_About this exercise_:
Scan the material below for every line with the string "Business", and copy those lines.
______
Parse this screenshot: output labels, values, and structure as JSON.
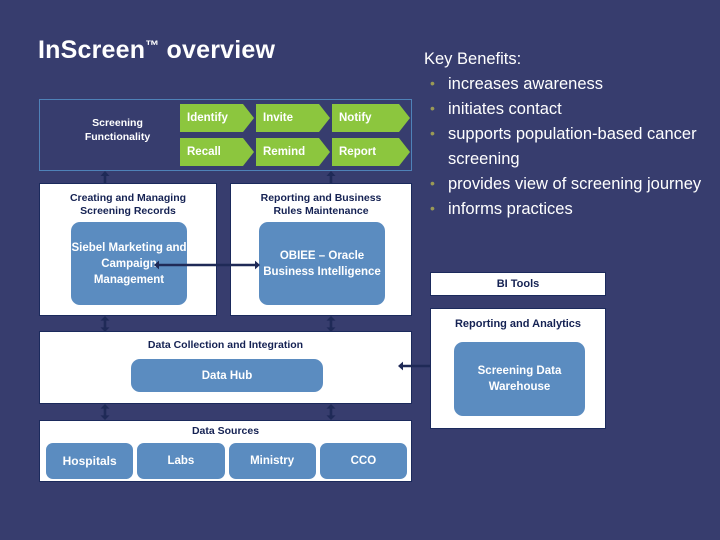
{
  "slide": {
    "title_main": "InScreen",
    "title_tm": "™",
    "title_suffix": " overview",
    "background_color": "#373D6E"
  },
  "colors": {
    "background_navy": "#373D6E",
    "chevron_green": "#8CC63E",
    "box_blue": "#5B8CC0",
    "panel_border": "#1B2A5C",
    "panel_border_light": "#4F82B8",
    "heading_text": "#152253",
    "bullet": "#9A9A55",
    "arrow": "#1F2A57"
  },
  "screening": {
    "label": "Screening\nFunctionality",
    "label_line1": "Screening",
    "label_line2": "Functionality",
    "row1": [
      {
        "label": "Identify"
      },
      {
        "label": "Invite"
      },
      {
        "label": "Notify"
      }
    ],
    "row2": [
      {
        "label": "Recall"
      },
      {
        "label": "Remind"
      },
      {
        "label": "Report"
      }
    ]
  },
  "panels": {
    "records": {
      "heading_line1": "Creating and Managing",
      "heading_line2": "Screening Records",
      "box_label": "Siebel Marketing and Campaign Management"
    },
    "reporting": {
      "heading_line1": "Reporting and Business",
      "heading_line2": "Rules Maintenance",
      "box_label": "OBIEE – Oracle Business Intelligence"
    },
    "collection": {
      "heading": "Data Collection and Integration",
      "box_label": "Data Hub"
    },
    "sources": {
      "heading": "Data Sources",
      "items": [
        {
          "label": "Hospitals"
        },
        {
          "label": "Labs"
        },
        {
          "label": "Ministry"
        },
        {
          "label": "CCO"
        }
      ]
    },
    "bi_tools": {
      "heading": "BI Tools"
    },
    "analytics": {
      "heading": "Reporting and Analytics",
      "box_label": "Screening Data Warehouse"
    }
  },
  "benefits": {
    "title": "Key Benefits:",
    "items": [
      {
        "label": "increases awareness"
      },
      {
        "label": "initiates contact"
      },
      {
        "label": "supports population-based cancer screening"
      },
      {
        "label": "provides view of screening journey"
      },
      {
        "label": "informs practices"
      }
    ]
  }
}
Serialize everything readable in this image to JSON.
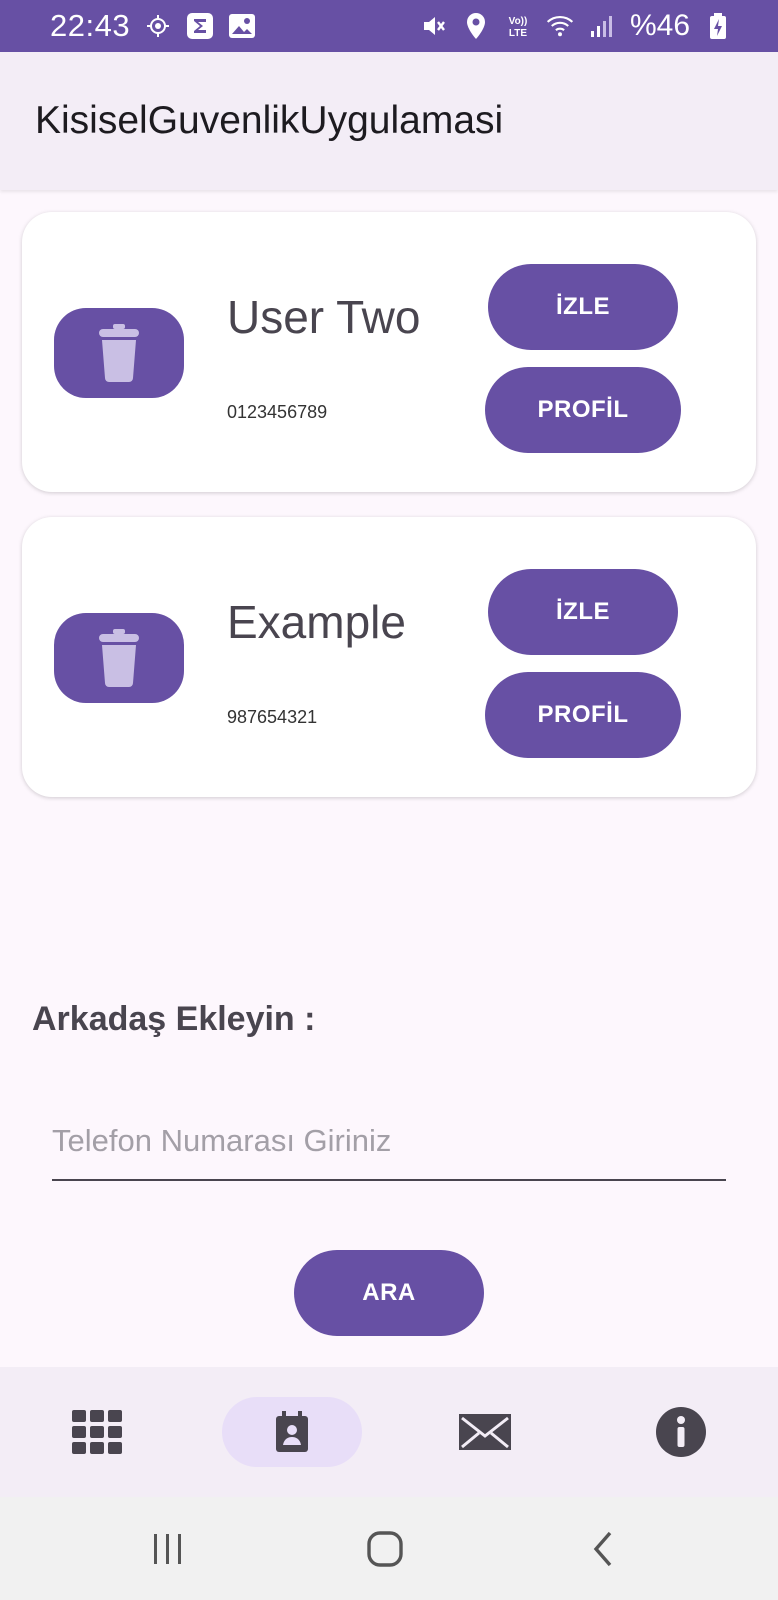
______
_Written answer_:
      "heading_line1": "Reporting and Business",
      "box_label": "OBIEE – Oracle Business Intelligence"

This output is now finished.